From the outside it may appear that the main cause of new Independent Baptist churches being planted in the United Stats is church splits — amicable or otherwise. While this is a cause of new churches being started, the other main means of propagating fundamentalism in America is through home missions.
Raising support for home missions is no small task. It’s difficult enough to raise money to reach some exotic people group in the Amazon Basin, but what about auto workers in Detroit or retirees in central California? It’s just not too exciting.
To combat that natural lack of excitement, fundamentalist home missionaries have hit upon a tactic which overcomes the natural reluctance of people to give money to a pastor who is planting churches within their own borders. The magic phrase is “a city of [insert number here] with no Bible-believing, gospel preaching church.”
It does not matter that there may be 4,976 Baptist churches in that town and another 9,324 Methodist, Presbyterian, Nondenominational, and Evangelical churches that still preach an orthodox gospel. No, sir. If there is not an Independent Baptist church that has graduates from our school, who use our version of the Bible and our edition of the hymn book then THERE IS NO BIBLE-BELIEVING CHURCH! Amen?
It’s not a bad gig being a fully supported missionary to someplace like Orlando Florida. It’s certainly not bad work if you can get it.
10 thoughts on “Home Missions to “Unreached” Places”
amen, preach it! 😉
When’s the last time you met a fully supported home missionary? Hmmm? Thought so. LOL.
And I can’t believe I have to change my bookmarks to a stupid dot com name.
You’re welcome Bob. 🙂 Help yourself to some fundy gear while you’re here.
I’ve heard this one way, way too many times.
Ugh, yes! I’m sorry, but I just can’t take “home missionaries” seriously. My husband’s aunt and uncle are “missionaries” to the “unreached Mormons” in Utah. And that’s fine; we’re all supposed to reach out to those who live around us, right? What I don’t get is why they need my money to move out there–can’t they get jobs??
It’s much, much different when you have to move to a different country because of green cards, visas, etc., that are involved. So, yeah, I wouldn’t think twice about sending money to my parents’ in India, but I definitely wouldn’t send money to my husband’s relatives in Utah.
And the “no Bible believing church” mentality thing, too–gah! I hate that! My husband’s grandfather, a solidly Indy-Fundy, pre-trib, pre-rapture, pre-whatever Baptist, used to pastor a tiny church in Chapman, KS. The way he and his family tells it, his church is the ONLY church for a hundred miles around! And yet, I just did a casual Google search and found dozens of good churches within minutes of Chapman. They just aren’t KJV-Only and all the rest of those labels. *sigh*
Yeah, recently the church we are members of had to add a home missionary. Apparently a pastor who was a part of the “good ole boys” preachers network here, decided to leave his church and start a new one by his daughter and her family. So yeah, our church had to support him so the preacher would still be in good with the “big boys”. Apparently, none of the other dozens of Baptist churches were the “right” kind.
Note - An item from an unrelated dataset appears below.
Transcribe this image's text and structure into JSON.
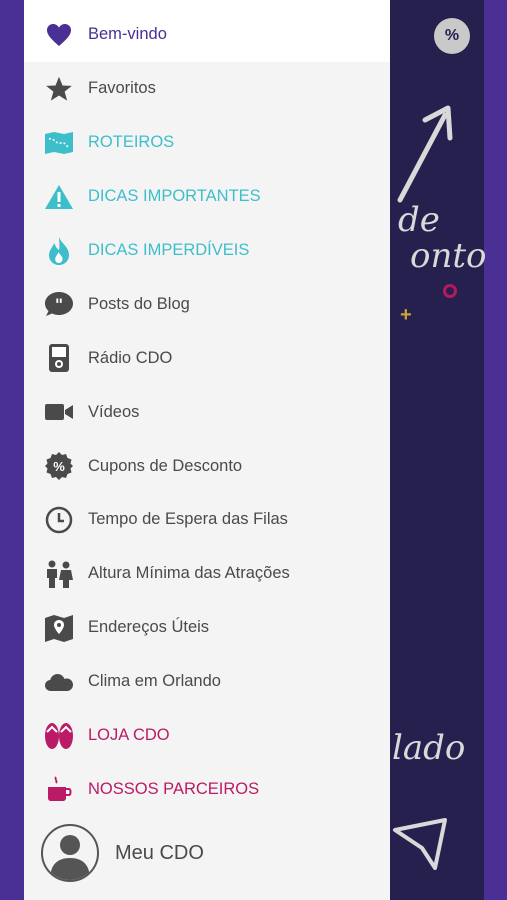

I always thought â€œHow the West was Wonâ€ was a story of all those missionaries that came through our church on perpetual deputation, headed out west where there were no Independent, Fundamental, 1611 King James only, sin hatinâ€™, satan fightinâ€™, gospel preachinâ€™, Baptist churches. Why as we heard it everyone west of Hammond, In. was heathens, pagans or mormons.
As a westerner here…growing up in an Independent, Fundamental, Bible-believing, MISSIONARY-MINDED Pre-trib. Baptist Church….I always thought that all of the Baptist churches in the South were the enemy. We heard so much about the evils of the Southern Baptist Convention that I assumed everyone in the South was of the “Southern Baptist Convention” LIBERAL variety.
Is there a need for home missions? Absolutely, but home missions doesn’t have the glory of starting up churches in major metropolitan areas. Now, if someone was going to be a missionary to the American Indian villages in Alaska or become involved in starting churches for people who don’t speak English, then I would be excited. However, most of what falls under home missions today (across denominational lines) are the development of churches in the suburbs of cities with lots of churches.
I remember someone coming through once that was trying to raise funding to be a missionary in Hawaii. Even my dad commented “He’s going to have a hard time with that one,” and we heard later they had given up.